Both of her babies were down for their naps and Clemente was at home with a bad cold that day, but the terrible tremor sent all four of them out the door headed toward the mines. Bessie grabbed little Orie, hitched up her skirt, and ran, repeating “Oh my God, oh my God, oh my God” all the way. Clemente sprinted ahead carrying Ivy, appealing all the while to “Madre di Dio.” Startled from their sleep, both children began to wail, a sound soon heard throughout the small town of Monongah, where every family had a miner missing behind the inferno of flames roaring from both mine entrances. Wives, mothers, sons and daughters appeared from all directions held back only by the heat and smoke coming from these portals.
The scene was one of disorder and confusion. A train of loaded coal cars on its way up and out of the #6 mine had broken loose and rolled back down, steadily gaining momentum, and crashed at the bottom of the grade inside the mine. Explosion followed explosion as the accumulated coal dust and the naturally occurring methane sparked and burst all along the way through tunnel after tunnel. The brattice walls and curtains constructed to direct the air flow became useless piles of rubble, protecting none of those further inside from the poisonous gasses that killed stealthily, unseen and unavoidable. The fan weighing 20,000 pounds that had forced life-giving air through mine #8 was torn away and landed across the river. The fan at #6 was damaged, but not destroyed. The timbers and machinery that had exploded outward from the mines were followed by streaming black smoke seemingly under enormous pressure.

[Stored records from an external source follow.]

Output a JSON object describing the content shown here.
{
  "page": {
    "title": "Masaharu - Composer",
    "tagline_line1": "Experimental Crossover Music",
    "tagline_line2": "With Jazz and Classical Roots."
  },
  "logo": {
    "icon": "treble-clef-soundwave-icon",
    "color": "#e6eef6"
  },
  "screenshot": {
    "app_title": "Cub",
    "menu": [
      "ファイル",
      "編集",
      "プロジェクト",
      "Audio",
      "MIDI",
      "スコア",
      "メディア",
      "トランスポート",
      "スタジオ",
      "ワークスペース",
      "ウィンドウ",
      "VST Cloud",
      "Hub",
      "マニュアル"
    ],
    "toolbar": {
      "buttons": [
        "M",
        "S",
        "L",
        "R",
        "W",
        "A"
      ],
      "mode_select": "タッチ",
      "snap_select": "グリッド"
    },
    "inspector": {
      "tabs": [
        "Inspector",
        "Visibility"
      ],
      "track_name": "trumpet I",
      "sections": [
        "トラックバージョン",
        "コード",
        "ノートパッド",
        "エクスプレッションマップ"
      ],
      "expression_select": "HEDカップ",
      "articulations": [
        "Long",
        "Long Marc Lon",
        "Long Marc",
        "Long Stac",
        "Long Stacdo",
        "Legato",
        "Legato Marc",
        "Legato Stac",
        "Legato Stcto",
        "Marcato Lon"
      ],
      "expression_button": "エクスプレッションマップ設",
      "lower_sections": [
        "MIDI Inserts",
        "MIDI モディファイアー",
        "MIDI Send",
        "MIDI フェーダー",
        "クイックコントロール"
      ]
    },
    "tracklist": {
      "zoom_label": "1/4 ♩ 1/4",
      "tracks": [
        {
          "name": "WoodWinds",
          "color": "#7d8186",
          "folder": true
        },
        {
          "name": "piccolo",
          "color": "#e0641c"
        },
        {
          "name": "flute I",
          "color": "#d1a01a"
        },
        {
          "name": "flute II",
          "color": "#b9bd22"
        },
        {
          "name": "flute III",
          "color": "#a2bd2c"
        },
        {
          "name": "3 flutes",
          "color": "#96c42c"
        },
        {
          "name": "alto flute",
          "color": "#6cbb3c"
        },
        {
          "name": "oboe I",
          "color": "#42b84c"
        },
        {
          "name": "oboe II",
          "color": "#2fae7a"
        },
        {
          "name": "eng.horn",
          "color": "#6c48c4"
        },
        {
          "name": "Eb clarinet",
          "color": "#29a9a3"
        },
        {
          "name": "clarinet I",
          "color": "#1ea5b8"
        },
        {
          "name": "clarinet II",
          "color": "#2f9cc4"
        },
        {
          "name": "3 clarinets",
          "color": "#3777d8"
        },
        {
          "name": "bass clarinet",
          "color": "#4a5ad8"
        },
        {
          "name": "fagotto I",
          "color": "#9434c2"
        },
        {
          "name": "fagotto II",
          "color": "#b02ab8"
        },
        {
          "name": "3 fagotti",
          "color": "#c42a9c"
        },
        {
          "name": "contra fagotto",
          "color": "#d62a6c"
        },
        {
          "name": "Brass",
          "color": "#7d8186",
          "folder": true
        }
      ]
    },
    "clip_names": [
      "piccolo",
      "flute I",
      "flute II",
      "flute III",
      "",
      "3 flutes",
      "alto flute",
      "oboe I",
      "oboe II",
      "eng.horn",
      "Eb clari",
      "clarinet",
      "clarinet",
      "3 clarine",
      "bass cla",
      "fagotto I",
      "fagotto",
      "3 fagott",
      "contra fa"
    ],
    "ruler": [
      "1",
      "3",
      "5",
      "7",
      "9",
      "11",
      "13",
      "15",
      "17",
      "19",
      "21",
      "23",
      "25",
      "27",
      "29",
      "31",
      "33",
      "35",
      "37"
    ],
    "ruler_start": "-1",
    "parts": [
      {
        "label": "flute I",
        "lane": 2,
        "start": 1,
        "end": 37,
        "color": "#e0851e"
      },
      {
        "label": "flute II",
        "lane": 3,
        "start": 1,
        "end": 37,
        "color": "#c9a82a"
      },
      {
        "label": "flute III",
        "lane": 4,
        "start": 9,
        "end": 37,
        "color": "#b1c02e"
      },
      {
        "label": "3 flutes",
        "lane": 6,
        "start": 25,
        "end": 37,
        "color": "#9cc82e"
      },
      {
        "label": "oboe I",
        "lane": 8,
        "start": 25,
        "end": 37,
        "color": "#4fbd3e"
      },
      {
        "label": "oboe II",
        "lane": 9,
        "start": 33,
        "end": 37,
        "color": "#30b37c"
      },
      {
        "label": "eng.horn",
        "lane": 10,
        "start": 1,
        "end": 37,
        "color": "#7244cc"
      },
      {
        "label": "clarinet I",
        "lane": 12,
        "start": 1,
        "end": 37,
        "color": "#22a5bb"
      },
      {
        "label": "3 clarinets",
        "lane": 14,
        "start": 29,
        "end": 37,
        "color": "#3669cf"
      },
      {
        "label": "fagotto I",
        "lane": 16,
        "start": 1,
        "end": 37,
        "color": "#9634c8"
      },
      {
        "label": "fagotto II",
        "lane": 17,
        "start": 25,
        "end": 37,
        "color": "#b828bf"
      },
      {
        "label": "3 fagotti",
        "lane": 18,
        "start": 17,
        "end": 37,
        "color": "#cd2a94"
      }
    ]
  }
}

The mine’s power house as well as other structures on the surface were destroyed by the initial blasts and more explosions deeper underground followed in rapid succession. Where the portals to mines #6 and #8 had been lay unimaginable devastation, and still, minutes later, fragments of cloth and paper drifted down from the sky and onto the frantic onlookers. Smoke and fire continued to billow from both mine entrances and from newly formed cracks in the earth above the mines. With the hillside over the mines sloping downward, some tunnels lay close to the surface and some existing small openings, locally called toadholes, had now widened. From one of these holes, along with billowing smoke, a man emerged. As those nearby ran to help, he turned and pulled three others out, one badly injured but alive. Scattered conversations could be heard through the restless crowd.
“These four got out—there must be more.”
“My Sammy was working in the same place; he’ll come out any minute.”
In the afternoon, moaning was heard from another toadhole and a searcher lowered down on a rope found a miner sitting dazed on the body of his brother as if to protect him from rock falls. Though in his delirium he fought with his rescuers, these two were brought out, one lived, and the other died. Still, it seemed unthinkable just to stand around doing nothing. Two men nearby tried to find a way to help.
“Here, let’s see if we can lower someone else down to find the others.”
“No, don’t you see that hole’s got all full of smoke.”
“Let’s try hollering down the hole—hello, hello—anyone there?”
Only one more survivor would be found, but he died before they could get him out of the mine.
News of the disaster reached Fairmont, where the company was headquartered; calls went out for volunteers, and miners began boarding the streetcar to Monongah all along the way. The crowded streetcar was unnaturally quiet for the short ride to Monongah, as if the riders knew what they would find. Most of these men had been miners long enough to have experienced cave-ins and explosions and the news coming over the telegraph wire this time foretold true catastrophe.
Among these miners were Hershel and Jeremiah, returning from their doctor’s appointment. Hershel whispered to his father, “Which of the boys went to work with Orie this morning?”
“I think it was Domenic since Clem was up all night coughing. We may all be damn lucky for the coughing.”
As the streetcar slowed to its stop in Monongah, Hershel could see that the tracks beyond were mangled, so he knew that any volunteer rescuers coming that way could ride only so far. He couldn’t see the mine entrances because of the milling crowds of women and children pushing forward, crying and screaming. There seemed to be no order, no search parties being organized, and no ranks of injured waiting stoically for treatment. At nineteen, with long years spent underground, he knew the men would have to be rescued now, or not at all.
Running forward along the ruined track, he finally came to a gap in the groups of terrified people and could see the mine entrances, or what was left of them. Of #8, where he would have entered that morning, nothing was left but a crater in the side of the hill with first purple, then brown, then black smoke pouring out. The entrance to #6 mine, connected to a trestle over the river, was completely clogged with the wrecked train of coal cars, with blown out timbers, and piles of rock and coal. Now he understood why no one was going in, but as he made his way toward the devastation, he worked over in his mind all the ways he thought that miners could survive such a situation. If they were back far enough, beyond the twists and turns of the tunnels, they could be safe from the initial explosions. If they had enough of the air-directing canvas brattice curtains between themselves and the explosions, they could breathe until rescuers arrived. These mines were supposed to be modern with plenty of air circulating through the tunnels. Only when he saw the huge missing fan lodged into the bank on the other side of the river did he begin to lose hope.